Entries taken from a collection
====

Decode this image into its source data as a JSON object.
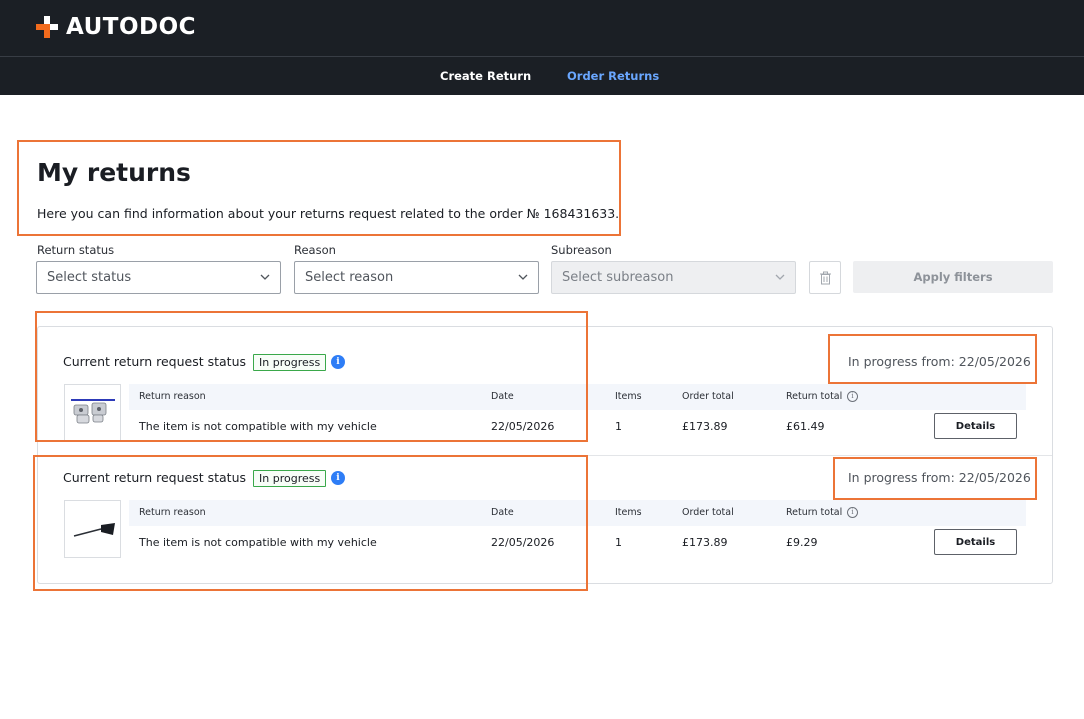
{
  "header": {
    "logo_text": "AUTODOC",
    "nav": [
      {
        "label": "Create Return"
      },
      {
        "label": "Order Returns"
      }
    ],
    "active_nav": "Order Returns",
    "accent_color": "#f26b1d",
    "active_color": "#6aa7ff"
  },
  "page": {
    "title": "My returns",
    "subtitle": "Here you can find information about your returns request related to the order № 168431633."
  },
  "filters": {
    "status": {
      "label": "Return status",
      "placeholder": "Select status"
    },
    "reason": {
      "label": "Reason",
      "placeholder": "Select reason"
    },
    "subreason": {
      "label": "Subreason",
      "placeholder": "Select subreason"
    },
    "apply_label": "Apply filters"
  },
  "columns": {
    "reason": "Return reason",
    "date": "Date",
    "items": "Items",
    "order_total": "Order total",
    "return_total": "Return total"
  },
  "returns": [
    {
      "status_label": "Current return request status",
      "badge": "In progress",
      "progress_from": "In progress from: 22/05/2026",
      "reason": "The item is not compatible with my vehicle",
      "date": "22/05/2026",
      "items": "1",
      "order_total": "£173.89",
      "return_total": "£61.49",
      "details_label": "Details"
    },
    {
      "status_label": "Current return request status",
      "badge": "In progress",
      "progress_from": "In progress from: 22/05/2026",
      "reason": "The item is not compatible with my vehicle",
      "date": "22/05/2026",
      "items": "1",
      "order_total": "£173.89",
      "return_total": "£9.29",
      "details_label": "Details"
    }
  ]
}
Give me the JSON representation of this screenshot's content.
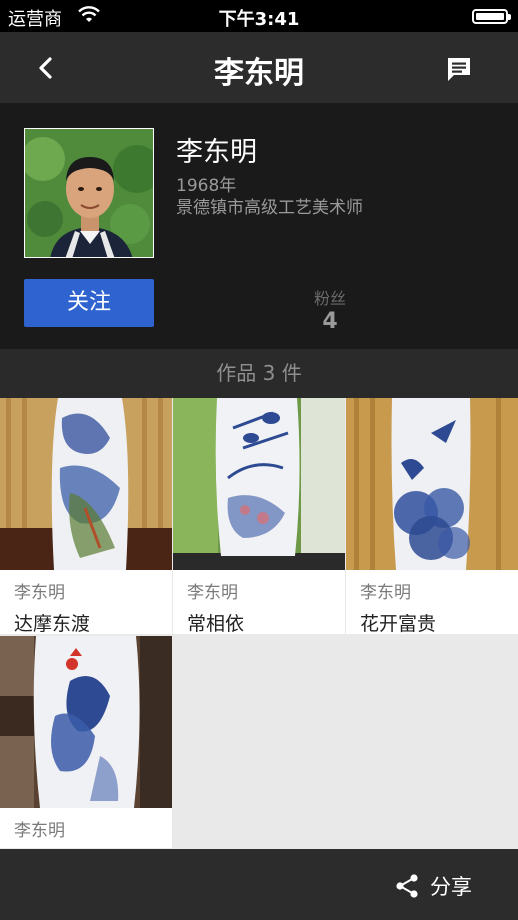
{
  "status_bar": {
    "carrier": "运营商",
    "time": "下午3:41"
  },
  "nav": {
    "title": "李东明"
  },
  "profile": {
    "name": "李东明",
    "year": "1968年",
    "title": "景德镇市高级工艺美术师",
    "follow_label": "关注",
    "fans_label": "粉丝",
    "fans_count": "4"
  },
  "works_header": "作品 3 件",
  "works": [
    {
      "artist": "李东明",
      "name": "达摩东渡"
    },
    {
      "artist": "李东明",
      "name": "常相依"
    },
    {
      "artist": "李东明",
      "name": "花开富贵"
    },
    {
      "artist": "李东明",
      "name": ""
    }
  ],
  "bottom": {
    "share_label": "分享"
  },
  "colors": {
    "follow_button": "#2e63d0",
    "nav_bg": "#2c2c2c",
    "profile_bg": "#1a1a1a"
  }
}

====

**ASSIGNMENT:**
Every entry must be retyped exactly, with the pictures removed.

**TASK OUTPUT:**
Decode this image into its source data as a JSON object.
{
  "header": {
    "logo_text": "AUTODOC",
    "nav": [
      {
        "label": "Create Return"
      },
      {
        "label": "Order Returns"
      }
    ],
    "active_nav": "Order Returns",
    "accent_color": "#f26b1d",
    "active_color": "#6aa7ff"
  },
  "page": {
    "title": "My returns",
    "subtitle": "Here you can find information about your returns request related to the order № 168431633."
  },
  "filters": {
    "status": {
      "label": "Return status",
      "placeholder": "Select status"
    },
    "reason": {
      "label": "Reason",
      "placeholder": "Select reason"
    },
    "subreason": {
      "label": "Subreason",
      "placeholder": "Select subreason"
    },
    "apply_label": "Apply filters"
  },
  "columns": {
    "reason": "Return reason",
    "date": "Date",
    "items": "Items",
    "order_total": "Order total",
    "return_total": "Return total"
  },
  "returns": [
    {
      "status_label": "Current return request status",
      "badge": "In progress",
      "progress_from": "In progress from: 22/05/2026",
      "reason": "The item is not compatible with my vehicle",
      "date": "22/05/2026",
      "items": "1",
      "order_total": "£173.89",
      "return_total": "£61.49",
      "details_label": "Details"
    },
    {
      "status_label": "Current return request status",
      "badge": "In progress",
      "progress_from": "In progress from: 22/05/2026",
      "reason": "The item is not compatible with my vehicle",
      "date": "22/05/2026",
      "items": "1",
      "order_total": "£173.89",
      "return_total": "£9.29",
      "details_label": "Details"
    }
  ]
}
Give me the JSON representation of this screenshot's content.
{
  "status_bar": {
    "carrier": "运营商",
    "time": "下午3:41"
  },
  "nav": {
    "title": "李东明"
  },
  "profile": {
    "name": "李东明",
    "year": "1968年",
    "title": "景德镇市高级工艺美术师",
    "follow_label": "关注",
    "fans_label": "粉丝",
    "fans_count": "4"
  },
  "works_header": "作品 3 件",
  "works": [
    {
      "artist": "李东明",
      "name": "达摩东渡"
    },
    {
      "artist": "李东明",
      "name": "常相依"
    },
    {
      "artist": "李东明",
      "name": "花开富贵"
    },
    {
      "artist": "李东明",
      "name": ""
    }
  ],
  "bottom": {
    "share_label": "分享"
  },
  "colors": {
    "follow_button": "#2e63d0",
    "nav_bg": "#2c2c2c",
    "profile_bg": "#1a1a1a"
  }
}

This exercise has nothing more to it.